Even though activities are fairly divided during each season, GHS has changed the way many students’ view high school through the movies. Another perspective announced itself from a fine arts kid, but this one was more positive.
“Every group thinks they’re better than another group,” senior Caleb Jones said. “It’s just pride in what you do, and I feel like the more into it you are, the more pride you feel. At least in Gretna, there’s a lot of opportunities for a blend of different groups and different activities. In One Act, all those football boys constantly try out. It’s stuff like that that I feel, like, makes Gretna more united as a culture, but it’s still not perfect. No school will be perfect.”
Perhaps Jones was a “lucky one” and got to live a semi-perfect high school experience, for he has also seen that not all of his fellow band members are treated the same way he is. In fact, he said, most of his fine arts peers do not get as close to talking to the “top dogs” of the high school.
“I feel like the football guys have come up to me a lot more because of my role in the band,” Jones said. “I’m a lot more engaged in the student section and in the crowd because I’m a lot closer and I do a lot less of the actual activity. During the season, I would constantly be over by the student section talking to the group of dudes. I feel like in some of my classes, those sorts of kids talk, maybe not to a lot of other band kids, but they are a lot more actively engaging at least with me.”
The thought of social standing is a hard topic in any high school environment, but there is another not-so-balanced “untouchable” topic that remains to be an unspoken rule within these walls. The “rule” of only dating if the grades touch, meaning no relationships involving huge grade gaps. An article by Psychology Today states, “Curious outsiders are quick to judge when they see a wide age gap between two romantic partners. In a world in which many social norms are often unspoken, reports of what is socially acceptable at times is too stringent, but most often it appears too lenient. Condoning age pairings with which most people are not comfortable.” The thoughts regarding this topic are frequently on the negative side, especially in high school.

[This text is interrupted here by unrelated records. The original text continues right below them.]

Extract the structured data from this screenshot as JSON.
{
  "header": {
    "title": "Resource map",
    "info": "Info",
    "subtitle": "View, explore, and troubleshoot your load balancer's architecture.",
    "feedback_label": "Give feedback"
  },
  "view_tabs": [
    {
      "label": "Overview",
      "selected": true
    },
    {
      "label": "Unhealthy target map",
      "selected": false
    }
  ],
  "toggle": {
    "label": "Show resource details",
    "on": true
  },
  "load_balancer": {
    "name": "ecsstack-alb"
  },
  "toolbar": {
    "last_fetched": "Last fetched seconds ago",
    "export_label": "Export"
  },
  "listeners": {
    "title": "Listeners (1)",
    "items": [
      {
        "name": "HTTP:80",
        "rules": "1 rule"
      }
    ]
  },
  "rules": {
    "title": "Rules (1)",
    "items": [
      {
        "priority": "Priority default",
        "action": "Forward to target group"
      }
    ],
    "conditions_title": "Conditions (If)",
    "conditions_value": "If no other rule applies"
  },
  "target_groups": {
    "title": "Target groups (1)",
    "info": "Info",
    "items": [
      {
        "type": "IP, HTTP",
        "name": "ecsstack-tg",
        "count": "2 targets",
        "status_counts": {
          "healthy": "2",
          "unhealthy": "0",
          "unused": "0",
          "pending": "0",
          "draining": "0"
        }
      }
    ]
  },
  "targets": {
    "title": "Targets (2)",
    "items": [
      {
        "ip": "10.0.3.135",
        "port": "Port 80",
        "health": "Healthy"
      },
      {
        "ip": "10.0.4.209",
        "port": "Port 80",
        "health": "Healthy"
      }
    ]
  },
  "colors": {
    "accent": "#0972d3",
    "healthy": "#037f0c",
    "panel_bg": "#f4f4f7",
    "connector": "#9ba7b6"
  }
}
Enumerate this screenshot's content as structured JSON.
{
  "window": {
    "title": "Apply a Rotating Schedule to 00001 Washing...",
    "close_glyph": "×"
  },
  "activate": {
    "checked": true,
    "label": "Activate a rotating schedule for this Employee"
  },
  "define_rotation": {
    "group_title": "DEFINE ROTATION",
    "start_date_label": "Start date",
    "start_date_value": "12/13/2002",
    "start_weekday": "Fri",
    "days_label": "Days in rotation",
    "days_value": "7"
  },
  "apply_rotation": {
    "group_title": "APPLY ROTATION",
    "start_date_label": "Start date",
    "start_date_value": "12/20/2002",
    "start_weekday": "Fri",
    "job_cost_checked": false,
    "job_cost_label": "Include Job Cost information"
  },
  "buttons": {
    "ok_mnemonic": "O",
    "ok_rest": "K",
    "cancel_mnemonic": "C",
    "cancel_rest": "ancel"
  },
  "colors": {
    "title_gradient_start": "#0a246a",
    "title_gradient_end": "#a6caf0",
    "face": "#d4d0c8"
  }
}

“I think if the grades don’t touch neither do you,” Ochsner said. “These four years are a ton of maturing and growth, not just as a person but mentally. If you look at the brain of a 14-year-old versus the brain of an 18-year-old, huge huge maturity gap. Because of the hierarchy of high school, freshmen are immediately at the bottom of that hierarchy and seniors at the top. There’s a bit of a power imbalance there, especially when an impressionable mind has the opportunity to be accepted, dating older is like a gateway into that. The years feel wider than if you were both in college or both adults in the real world, but right now it is because of that maturity.”
There is no real answer to the idea of a “high school hierarchy” in Gretna due to the fact that we are not part of the stereotypical 2000’s movie that most schools are compared to. Instead, GHS has been able to create a sort of bond between the students. Bullying is hardly noticeable from the outside point of view, but there are kids within this building who continue to struggle with it. Cliques, social standings, what is acceptable to the masses and the affairs that are “untouchable” will forever stand. I guess it is just up to the “card” to break those barriers, for just as a deck would not be complete without one, neither would high school. Society will always be out there, but that does not mean that high school has to be society.
“It’s really hard to be who you truly are in high school or even explore who you are in high school because everyone wants you to fit into a box,” Dr. Hansen said. “It’s just the way society works. Society wants to be able to fit you into certain boxes, but people aren’t fitting into those boxes anymore.”